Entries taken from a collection
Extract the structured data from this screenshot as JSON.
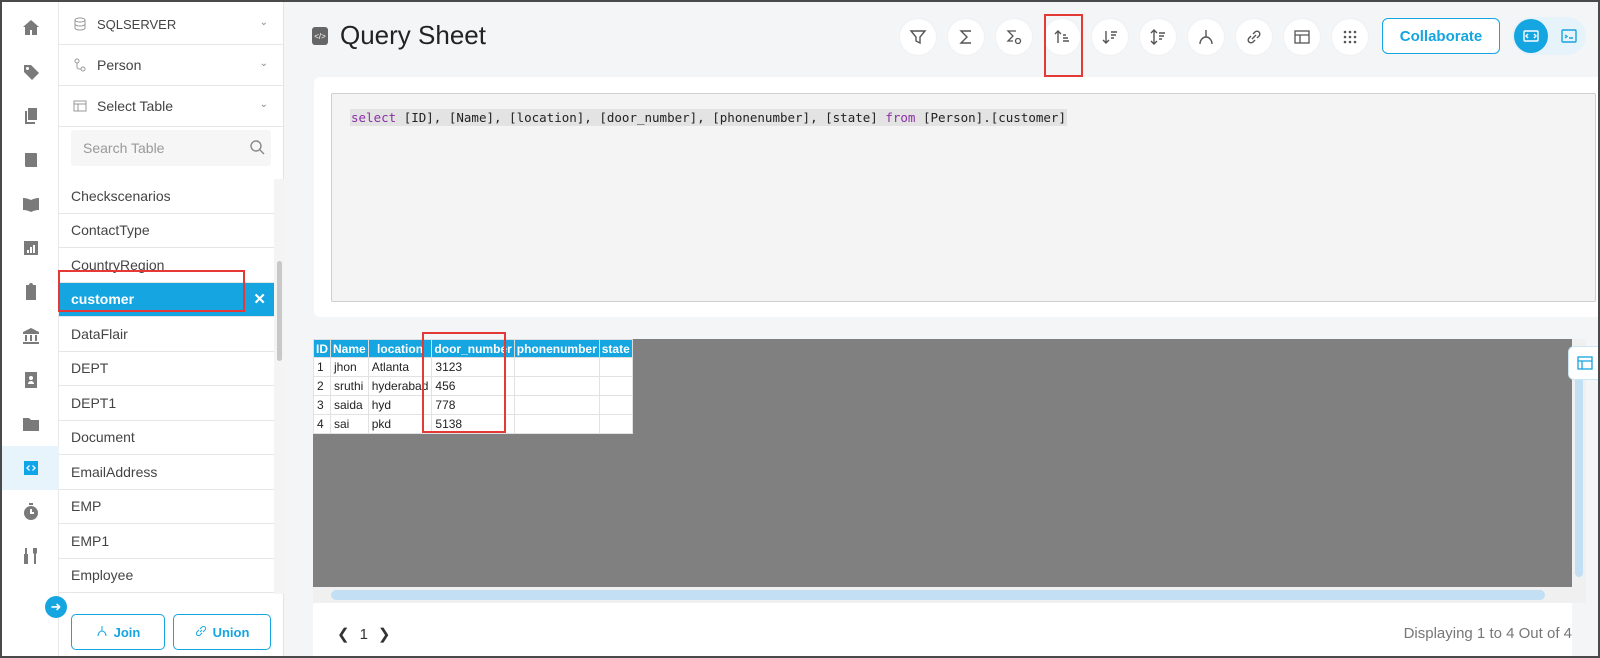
{
  "nav_rail": {
    "icons": [
      "home-icon",
      "tag-icon",
      "copy-icon",
      "book-icon",
      "open-book-icon",
      "report-icon",
      "clipboard-icon",
      "bank-icon",
      "contact-icon",
      "folder-icon",
      "code-icon",
      "timer-icon",
      "tools-icon"
    ],
    "active": "code-icon"
  },
  "panel": {
    "datasource": "SQLSERVER",
    "schema": "Person",
    "table_select": "Select Table",
    "search_placeholder": "Search Table",
    "tables": [
      "Checkscenarios",
      "ContactType",
      "CountryRegion",
      "customer",
      "DataFlair",
      "DEPT",
      "DEPT1",
      "Document",
      "EmailAddress",
      "EMP",
      "EMP1",
      "Employee"
    ],
    "selected_table": "customer",
    "join_label": "Join",
    "union_label": "Union"
  },
  "header": {
    "title": "Query Sheet",
    "collaborate_label": "Collaborate"
  },
  "toolbar": [
    "filter-icon",
    "sigma-icon",
    "formula-settings-icon",
    "sort-ascending-icon",
    "sort-descending-icon",
    "sort-icon",
    "merge-icon",
    "link-icon",
    "table-icon",
    "grid-dots-icon"
  ],
  "editor": {
    "keyword_select": "select",
    "columns": "[ID], [Name], [location], [door_number], [phonenumber], [state]",
    "keyword_from": "from",
    "source": "[Person].[customer]"
  },
  "results": {
    "columns": [
      "ID",
      "Name",
      "location",
      "door_number",
      "phonenumber",
      "state"
    ],
    "rows": [
      [
        "1",
        "jhon",
        "Atlanta",
        "3123",
        "",
        ""
      ],
      [
        "2",
        "sruthi",
        "hyderabad",
        "456",
        "",
        ""
      ],
      [
        "3",
        "saida",
        "hyd",
        "778",
        "",
        ""
      ],
      [
        "4",
        "sai",
        "pkd",
        "5138",
        "",
        ""
      ]
    ]
  },
  "footer": {
    "page": "1",
    "display_text": "Displaying 1 to 4 Out of 4"
  },
  "colors": {
    "accent": "#15a5e0",
    "highlight": "#e53935"
  }
}
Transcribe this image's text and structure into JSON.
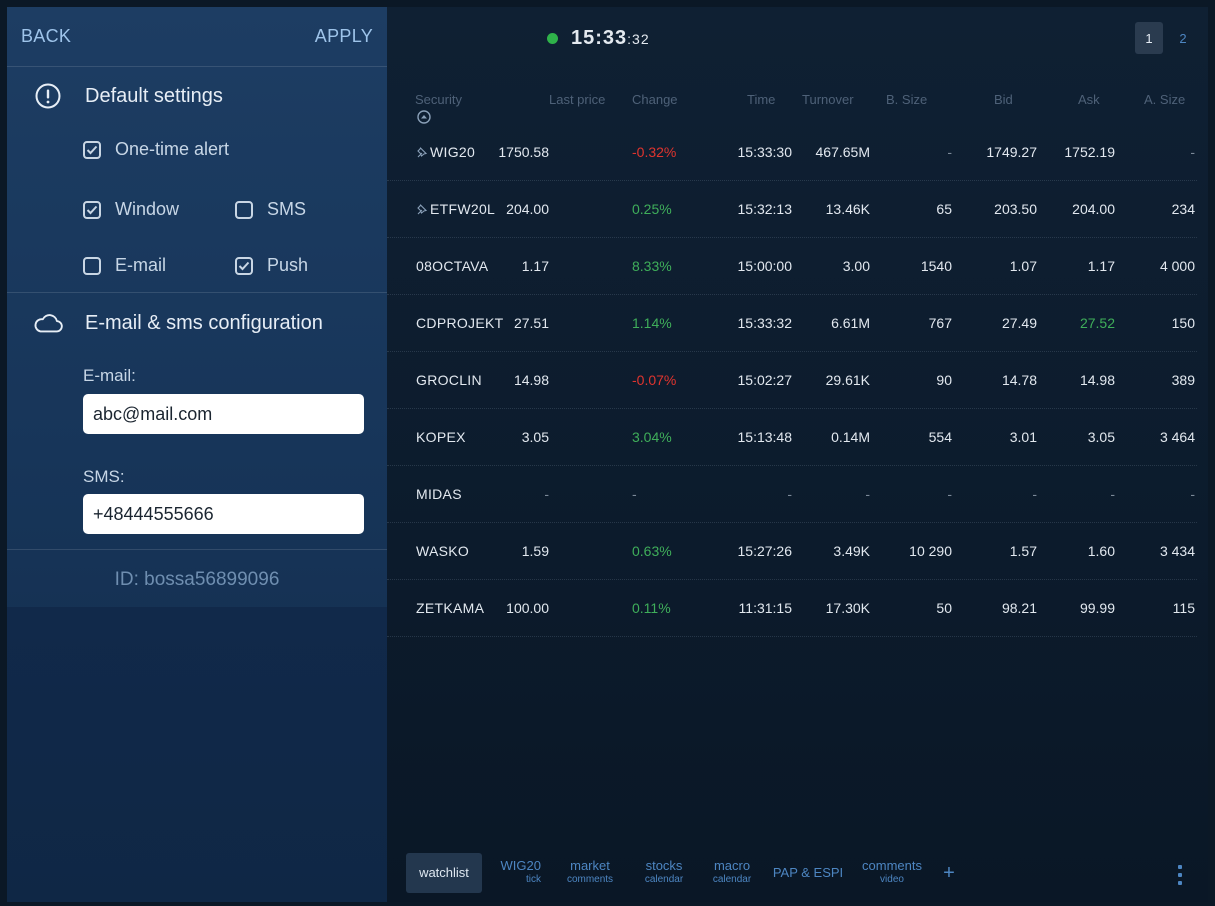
{
  "left_panel": {
    "back_label": "BACK",
    "apply_label": "APPLY",
    "default_settings": {
      "title": "Default settings",
      "one_time_alert": {
        "label": "One-time alert",
        "checked": true
      },
      "window": {
        "label": "Window",
        "checked": true
      },
      "sms": {
        "label": "SMS",
        "checked": false
      },
      "email": {
        "label": "E-mail",
        "checked": false
      },
      "push": {
        "label": "Push",
        "checked": true
      }
    },
    "config": {
      "title": "E-mail & sms configuration",
      "email_label": "E-mail:",
      "email_value": "abc@mail.com",
      "sms_label": "SMS:",
      "sms_value": "+48444555666"
    },
    "user_id": "ID: bossa56899096"
  },
  "header": {
    "clock_hm": "15:33",
    "clock_sec": ":32",
    "status_color": "#2fb24a",
    "pages": [
      "1",
      "2"
    ],
    "active_page": "1"
  },
  "table": {
    "columns": [
      "Security",
      "Last price",
      "Change",
      "Time",
      "Turnover",
      "B. Size",
      "Bid",
      "Ask",
      "A. Size"
    ],
    "rows": [
      {
        "security": "WIG20",
        "pinned": true,
        "last": "1750.58",
        "change": "-0.32%",
        "trend": "neg",
        "time": "15:33:30",
        "turnover": "467.65M",
        "bsize": "-",
        "bid": "1749.27",
        "ask": "1752.19",
        "asize": "-"
      },
      {
        "security": "ETFW20L",
        "pinned": true,
        "last": "204.00",
        "change": "0.25%",
        "trend": "pos",
        "time": "15:32:13",
        "turnover": "13.46K",
        "bsize": "65",
        "bid": "203.50",
        "ask": "204.00",
        "asize": "234"
      },
      {
        "security": "08OCTAVA",
        "pinned": false,
        "last": "1.17",
        "change": "8.33%",
        "trend": "pos",
        "time": "15:00:00",
        "turnover": "3.00",
        "bsize": "1540",
        "bid": "1.07",
        "ask": "1.17",
        "asize": "4 000"
      },
      {
        "security": "CDPROJEKT",
        "pinned": false,
        "last": "27.51",
        "change": "1.14%",
        "trend": "pos",
        "time": "15:33:32",
        "turnover": "6.61M",
        "bsize": "767",
        "bid": "27.49",
        "ask": "27.52",
        "asize": "150",
        "ask_highlight": true
      },
      {
        "security": "GROCLIN",
        "pinned": false,
        "last": "14.98",
        "change": "-0.07%",
        "trend": "neg",
        "time": "15:02:27",
        "turnover": "29.61K",
        "bsize": "90",
        "bid": "14.78",
        "ask": "14.98",
        "asize": "389"
      },
      {
        "security": "KOPEX",
        "pinned": false,
        "last": "3.05",
        "change": "3.04%",
        "trend": "pos",
        "time": "15:13:48",
        "turnover": "0.14M",
        "bsize": "554",
        "bid": "3.01",
        "ask": "3.05",
        "asize": "3 464"
      },
      {
        "security": "MIDAS",
        "pinned": false,
        "last": "-",
        "change": "-",
        "trend": "none",
        "time": "-",
        "turnover": "-",
        "bsize": "-",
        "bid": "-",
        "ask": "-",
        "asize": "-"
      },
      {
        "security": "WASKO",
        "pinned": false,
        "last": "1.59",
        "change": "0.63%",
        "trend": "pos",
        "time": "15:27:26",
        "turnover": "3.49K",
        "bsize": "10 290",
        "bid": "1.57",
        "ask": "1.60",
        "asize": "3 434"
      },
      {
        "security": "ZETKAMA",
        "pinned": false,
        "last": "100.00",
        "change": "0.11%",
        "trend": "pos",
        "time": "11:31:15",
        "turnover": "17.30K",
        "bsize": "50",
        "bid": "98.21",
        "ask": "99.99",
        "asize": "115"
      }
    ]
  },
  "tabs": [
    {
      "label": "watchlist",
      "sub": "",
      "active": true
    },
    {
      "label": "WIG20",
      "sub": "tick",
      "active": false
    },
    {
      "label": "market",
      "sub": "comments",
      "active": false
    },
    {
      "label": "stocks",
      "sub": "calendar",
      "active": false
    },
    {
      "label": "macro",
      "sub": "calendar",
      "active": false
    },
    {
      "label": "PAP & ESPI",
      "sub": "",
      "active": false
    },
    {
      "label": "comments",
      "sub": "video",
      "active": false
    },
    {
      "label": "+",
      "sub": "",
      "active": false
    }
  ]
}
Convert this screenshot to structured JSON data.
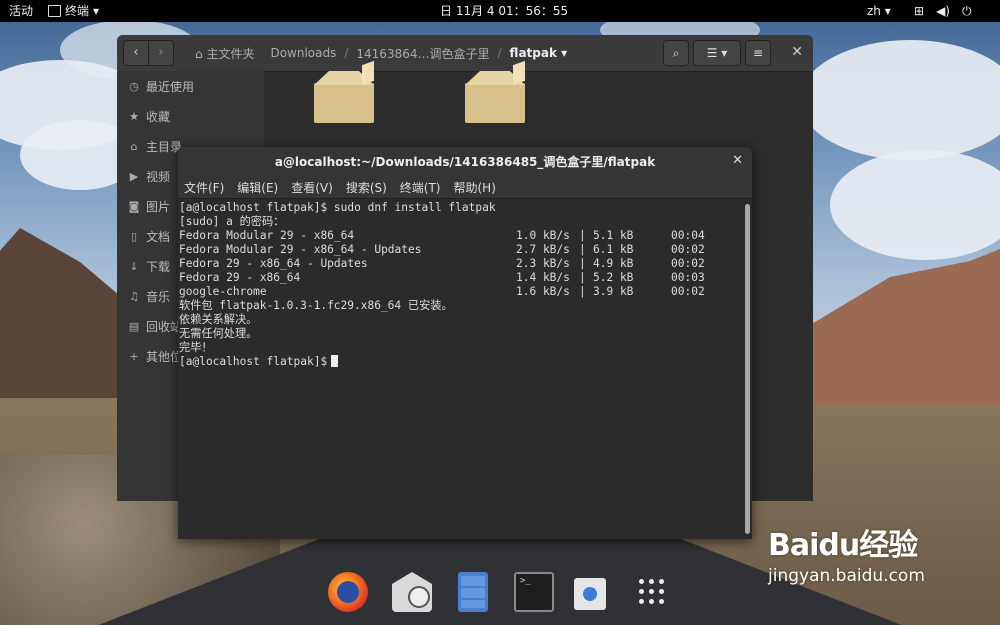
{
  "topbar": {
    "activities": "活动",
    "app_name": "终端",
    "clock": "日 11月 4  01：56：55",
    "language": "zh",
    "icons": [
      "network-icon",
      "volume-icon",
      "power-icon"
    ]
  },
  "files": {
    "breadcrumbs": [
      "主文件夹",
      "Downloads",
      "14163864…调色盒子里",
      "flatpak"
    ],
    "sidebar": [
      "最近使用",
      "收藏",
      "主目录",
      "视频",
      "图片",
      "文档",
      "下载",
      "音乐",
      "回收站",
      "其他位置"
    ],
    "sidebar_icons": [
      "clock-icon",
      "star-icon",
      "home-icon",
      "video-icon",
      "camera-icon",
      "document-icon",
      "download-icon",
      "music-icon",
      "trash-icon",
      "plus-icon"
    ]
  },
  "terminal": {
    "title": "a@localhost:~/Downloads/1416386485_调色盒子里/flatpak",
    "menu": [
      "文件(F)",
      "编辑(E)",
      "查看(V)",
      "搜索(S)",
      "终端(T)",
      "帮助(H)"
    ],
    "line_cmd": "[a@localhost flatpak]$ sudo dnf install flatpak",
    "line_sudo": "[sudo] a 的密码：",
    "repos": [
      {
        "name": "Fedora Modular 29 - x86_64",
        "rate": "1.0 kB/s",
        "size": "5.1 kB",
        "time": "00:04"
      },
      {
        "name": "Fedora Modular 29 - x86_64 - Updates",
        "rate": "2.7 kB/s",
        "size": "6.1 kB",
        "time": "00:02"
      },
      {
        "name": "Fedora 29 - x86_64 - Updates",
        "rate": "2.3 kB/s",
        "size": "4.9 kB",
        "time": "00:02"
      },
      {
        "name": "Fedora 29 - x86_64",
        "rate": "1.4 kB/s",
        "size": "5.2 kB",
        "time": "00:03"
      },
      {
        "name": "google-chrome",
        "rate": "1.6 kB/s",
        "size": "3.9 kB",
        "time": "00:02"
      }
    ],
    "line_installed": "软件包 flatpak-1.0.3-1.fc29.x86_64 已安装。",
    "line_deps": "依赖关系解决。",
    "line_noop": "无需任何处理。",
    "line_done": "完毕！",
    "prompt": "[a@localhost flatpak]$"
  },
  "dock": [
    "firefox-icon",
    "evolution-icon",
    "files-icon",
    "terminal-icon",
    "software-icon",
    "show-apps-icon"
  ],
  "watermark": {
    "main": "Baidu经验",
    "sub": "jingyan.baidu.com"
  }
}
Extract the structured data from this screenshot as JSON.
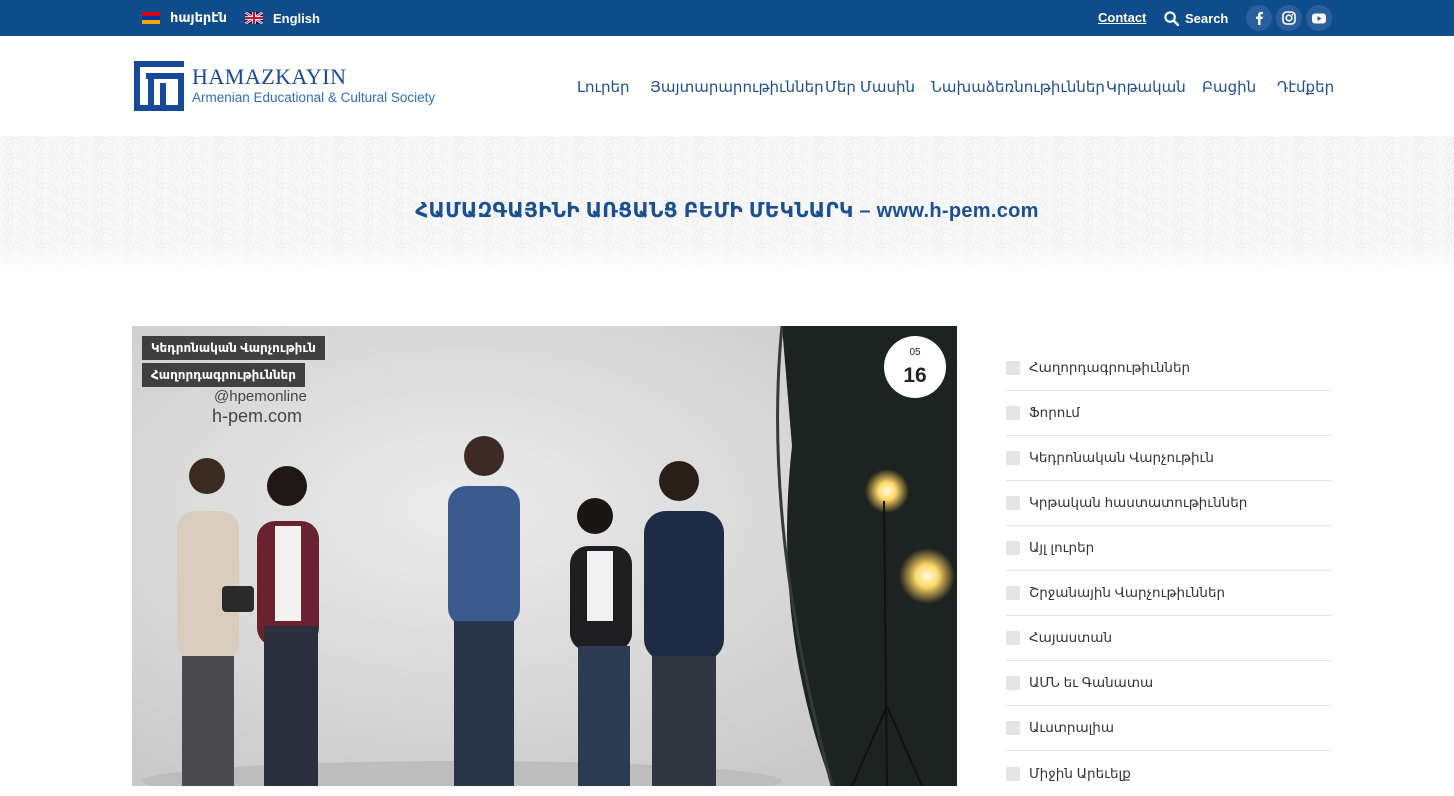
{
  "topbar": {
    "lang_hy": "հայերէն",
    "lang_en": "English",
    "contact": "Contact",
    "search": "Search",
    "social_icons": [
      "facebook-icon",
      "instagram-icon",
      "youtube-icon"
    ],
    "bg_color": "#0f4c8b"
  },
  "logo": {
    "name": "HAMAZKAYIN",
    "subtitle": "Armenian Educational & Cultural Society"
  },
  "nav": {
    "items": [
      {
        "label": "Լուրեր"
      },
      {
        "label": "Յայտարարութիւններ"
      },
      {
        "label": "Մեր Մասին"
      },
      {
        "label": "Նախաձեռնութիւններ"
      },
      {
        "label": "Կրթական"
      },
      {
        "label": "Բացին"
      },
      {
        "label": "Դէմքեր"
      }
    ]
  },
  "page": {
    "title": "ՀԱՄԱԶԳԱՅԻՆԻ ԱՌՑԱՆՑ ԲԵՄԻ ՄԵԿՆԱՐԿ – www.h-pem.com"
  },
  "post": {
    "categories": [
      "Կեդրոնական Վարչութիւն",
      "Հաղորդագրութիւններ"
    ],
    "date_month": "05",
    "date_day": "16",
    "watermark_handle": "@hpemonline",
    "watermark_site": "h-pem.com"
  },
  "sidebar": {
    "items": [
      {
        "label": "Հաղորդագրութիւններ"
      },
      {
        "label": "Ֆորում"
      },
      {
        "label": "Կեդրոնական Վարչութիւն"
      },
      {
        "label": "Կրթական հաստատութիւններ"
      },
      {
        "label": "Այլ լուրեր"
      },
      {
        "label": "Շրջանային Վարչութիւններ"
      },
      {
        "label": "Հայաստան"
      },
      {
        "label": "ԱՄՆ եւ Գանատա"
      },
      {
        "label": "Աւստրալիա"
      },
      {
        "label": "Միջին Արեւելք"
      }
    ]
  },
  "colors": {
    "brand_blue": "#0f4c8b",
    "nav_text": "#1d4f90",
    "title_text": "#1a4f91"
  }
}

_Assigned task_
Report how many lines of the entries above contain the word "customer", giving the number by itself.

_Exercise response_
3